For the resorts it’s a big frustration because much of their income and their future are based on that. But also their members like to see a new face now and then and would love their naturist club to regain the vitality it had decades ago when there were weekly volleyball tournaments, kids running around and and young couples enjoying life without clothes.
Human as we are, we blame others for this. Youth has become prude, our resort doesn’t advertise enough, our naturist federation is a failure, it’s all because of social media and the smartphone… We’ve been through this a million times already.
An obvious question could be: If you want more members, why don’t YOU bring them?
You have family, friends, neighbours, schoolmates, Facebook connections, colleagues, a postman (or postlady) and a doctor.
Why don’t you bring them?
During the working day, healthcare worker Brett Crane blends in with society’s expectations, but as soon as he goes home, and wherever it is accepted in public places, he sheds off all of his clothes.
The 55-year-old openly admits to having been a nudist all his life and for the past eight years has been chairman of Torbay Sun Club, one of the UK’s largest naturist swim and sauna clubs.
The club, which has been running for more than 40 years, has around 120 active members who range in age from 18 into their 80s, and come from all walks of life and professions such as a retired headteacher, police officer, postman, artist and finance worker in London.
Brett, who is a logistics assistant and lives in Exeter, said: “Most members are couples, although we do have single members. We do like to keep a gender balance if we can and draw members from Exeter, Torbay, Plymouth and further afield.
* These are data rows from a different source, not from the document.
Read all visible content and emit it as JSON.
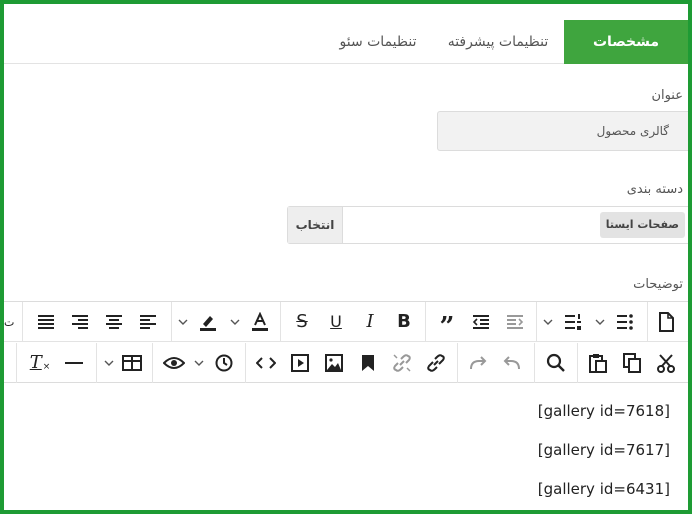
{
  "tabs": {
    "specs": "مشخصات",
    "advanced": "تنظیمات پیشرفته",
    "seo": "تنظیمات سئو"
  },
  "fields": {
    "title_label": "عنوان",
    "title_value": "گالری محصول",
    "category_label": "دسته بندی",
    "category_chip": "صفحات ایستا",
    "category_select_button": "انتخاب",
    "description_label": "توضیحات"
  },
  "toolbar": {
    "row1_icons": [
      "document-icon",
      "bullet-list-icon",
      "numbered-list-icon",
      "indent-icon",
      "outdent-icon",
      "blockquote-icon",
      "bold-icon",
      "italic-icon",
      "underline-icon",
      "strikethrough-icon",
      "font-color-icon",
      "highlight-icon",
      "align-left-icon",
      "align-center-icon",
      "align-right-icon",
      "justify-icon"
    ],
    "row2_icons": [
      "cut-icon",
      "copy-icon",
      "paste-icon",
      "search-icon",
      "undo-icon",
      "redo-icon",
      "link-icon",
      "unlink-icon",
      "bookmark-icon",
      "image-icon",
      "media-icon",
      "code-icon",
      "history-icon",
      "preview-icon",
      "table-icon",
      "horizontal-line-icon",
      "clear-format-icon"
    ],
    "cut_text": "ت"
  },
  "content": {
    "lines": [
      "[gallery id=7618]",
      "[gallery id=7617]",
      "[gallery id=6431]"
    ]
  },
  "colors": {
    "accent_green": "#3fa53e",
    "frame_green": "#1e9b34"
  }
}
“The majority are in their 50s although we do have a wide range of ages. Members come from every walk of life from blue collar right through to senior management roles and everything in between.”
The most intimidating part of social nudity is the parking lot. You see more, from the panorama of your windshield, than you could ever absorb in polite company. Eye contact, after all, is an important social skill.
You park alongside a smattering of sedans, pick-ups and a shiny black Caddy and you’re presented with two options: Get out of the car or leave in a hurry, spraying the naturalists in pebbles and dust.
Me: I wonder for a moment if I should wear my prescription sunglasses. I pop them off, then put them back on, open the door and walk over to a cloister of bodies by a cabin with a retro RC cola machine in front. There are thin bodies and robust bodies; hairy bodies and artfully shaved ones. Nearly everyone is over the age of forty, and most are closer to sixty. I’m greeted by a bearded, jolly-looking man. (Huffiness, I think, would be tough to pull off in the nude.) I extend my hand, trip on a tree root and dive forward, careening toward his nether region.
If you’re a keen advocate for naturism, and you haven’t yet made a visit to Ile du Levant, you need to move that up on your bucket list. It’s one of a handful of places that has self-identified as the birthplace of naturism. (Germany and Croatia contend for this distinction as well!) At the very least, it seems to be something of a naked renaissance town at the moment, but more about that later.
Part of the adventure of coming to the naked island in France is catching the ferry from the port of Le Lavandou. Since the boat makes two stops, one at Levant, and the other at neighboring Port Cros, it’s fun to play the “I wonder who will get off the boat on which island” game. This time, the boat was quite full, and nearly every person on board disembarked at the first stop – Ile du Levant!
Mind you, we had been in transit for nearly twenty-four hours having made our way from Newark Liberty Airport, through Brussels, then on to Marseille. After another two hours in the car, and a 40-minute ferry crossing, I was itching to embrace the late day Provençal sunlight, free from the bondage of North American travel-wear! Thirty meters up the path from the port, a quick bathroom stop, and voila! Naked!!